Celltrion of Incheon, Republic of Korea, has sought European Union marketing approval for CT-P17, a high-concentration formulation of adalimumab and in December 2020 reported a positive recommendation for approval from the Committee for Medicinal Products for Human Use. The company is poised to be the first to bring a high-concentration, citrate-free adalimumab biosimilar to market, albeit in Europe. In November 2020, Alvotech, of Reykjavik, Iceland, announced that its high-concentration 100-mg/mL dose (AVT02) adaliumumab biosimilar candidate had been accepted for review by the FDA and European Medicines Agency.
Interpretation of Strength
Recently, Boehringer Ingelheim has engaged with the FDA over its interpretation of product strength in an attempt to mitigate what the company considers a too-restrictive emphasis on concentration of formulation that it says allows “evergreening” of originator products to the disadvantage of biosimilar competition.
In a citizen’s petition, the company has requested that the FDA reinterpret the term “strength” in section 351(k) of the Public Health Service Act to mean “total drug content” regardless of concentration.
Boehringer Ingelheim’s original concentration adalimumab biosimilar (Cyltezo) was approved in August 2017 but can’t debut until July 2023, under the agreement with AbbVie.
“Under the FDA’s current interpretation of ‘strength,’ no biological product can be considered biosimilar and/or interchangeable if there has been any variation in the inactive drug volume as compared to the reference product. [The] FDA’s current definition encourages, or at least permits, manufacturers to use minor concentration changes as an anticompetitive tactic, depriving patients [of] more affordable biological products contrary to the goal of the [Biologics Price Competition and Innovation Act (BPCIA)],” the company said in its statement.
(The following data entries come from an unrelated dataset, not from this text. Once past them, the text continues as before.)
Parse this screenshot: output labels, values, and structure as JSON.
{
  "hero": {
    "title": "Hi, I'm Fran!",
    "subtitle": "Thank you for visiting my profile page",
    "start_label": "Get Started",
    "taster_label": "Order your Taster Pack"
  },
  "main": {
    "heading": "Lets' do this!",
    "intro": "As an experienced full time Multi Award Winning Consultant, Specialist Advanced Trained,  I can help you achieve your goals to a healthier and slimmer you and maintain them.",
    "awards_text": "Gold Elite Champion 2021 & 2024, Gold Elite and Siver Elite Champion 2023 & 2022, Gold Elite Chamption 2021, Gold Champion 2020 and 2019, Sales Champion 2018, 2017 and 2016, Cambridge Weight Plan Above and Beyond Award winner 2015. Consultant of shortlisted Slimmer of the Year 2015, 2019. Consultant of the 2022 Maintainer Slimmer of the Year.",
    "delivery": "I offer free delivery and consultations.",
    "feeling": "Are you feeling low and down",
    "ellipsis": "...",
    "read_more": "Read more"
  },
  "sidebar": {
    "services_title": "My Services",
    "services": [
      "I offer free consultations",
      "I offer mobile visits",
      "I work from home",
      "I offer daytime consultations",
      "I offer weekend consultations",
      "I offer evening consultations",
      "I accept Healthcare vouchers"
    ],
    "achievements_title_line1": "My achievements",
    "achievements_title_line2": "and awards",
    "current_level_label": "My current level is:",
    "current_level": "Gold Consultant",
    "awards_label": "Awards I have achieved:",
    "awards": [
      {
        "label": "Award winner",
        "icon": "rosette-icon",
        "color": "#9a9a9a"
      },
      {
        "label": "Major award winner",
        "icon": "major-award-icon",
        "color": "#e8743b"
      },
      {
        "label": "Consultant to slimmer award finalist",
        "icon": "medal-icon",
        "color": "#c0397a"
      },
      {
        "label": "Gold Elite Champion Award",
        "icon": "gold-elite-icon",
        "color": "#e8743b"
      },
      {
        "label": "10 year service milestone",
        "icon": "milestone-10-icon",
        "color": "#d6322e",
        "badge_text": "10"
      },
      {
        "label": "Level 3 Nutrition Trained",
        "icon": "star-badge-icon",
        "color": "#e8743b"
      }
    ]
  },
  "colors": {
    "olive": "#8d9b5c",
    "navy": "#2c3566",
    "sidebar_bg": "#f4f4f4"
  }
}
Boehringer Ingelheim said it wants its Cyltezo biosimilar to be considered to have the same strength as both the original-concentration and high-concentration versions of Humira “because they contain the same total drug content per container.”
Recent draft guidance from the FDA suggests that the agency is willing to consider a reinterpretation of “strength.” However, Boehringer Ingelheim said that bringing the issue to prominence through its citizen petition helps to provide impetus for a change. “We are hopeful that by working closely with industry peers, payors, health care providers, and patient advocates, and engaging in a transparent and public discussion of the issues we have raised, the FDA will take a positive action on our petition.”
In making its case for a reinterpretation of “strength,” Boehringer Ingelheim maintains that dropping the concentration emphasis would be more in line with the nurturing environment for biosimilars that Congress intended when it created the BPCIA, which incorporates the biosimilar approval pathway.
Asked whether the scientific decision of how “strength” should be defined should be left up to the FDA, not Congress, the company responded, “Boehringer Ingelheim believes that [the] FDA should be able to assess the clinical effects of concentration differences, if any, via the usual analytical and clinical studies required to demonstrate biosimilarity and interchangeability.
“This approach would distinguish between products that, despite minor concentration differences, have no clinically meaningful differences from the reference product and/or may be substituted for the reference product without the intervention of the prescribing physician, and those that cannot. [The] FDA can adequately address the clinical effect of concentration differences through BPCIA mechanisms other than ‘strength.' [The] FDA’s interpretation of ‘strength’ is incorrect as a matter of law,” the company said.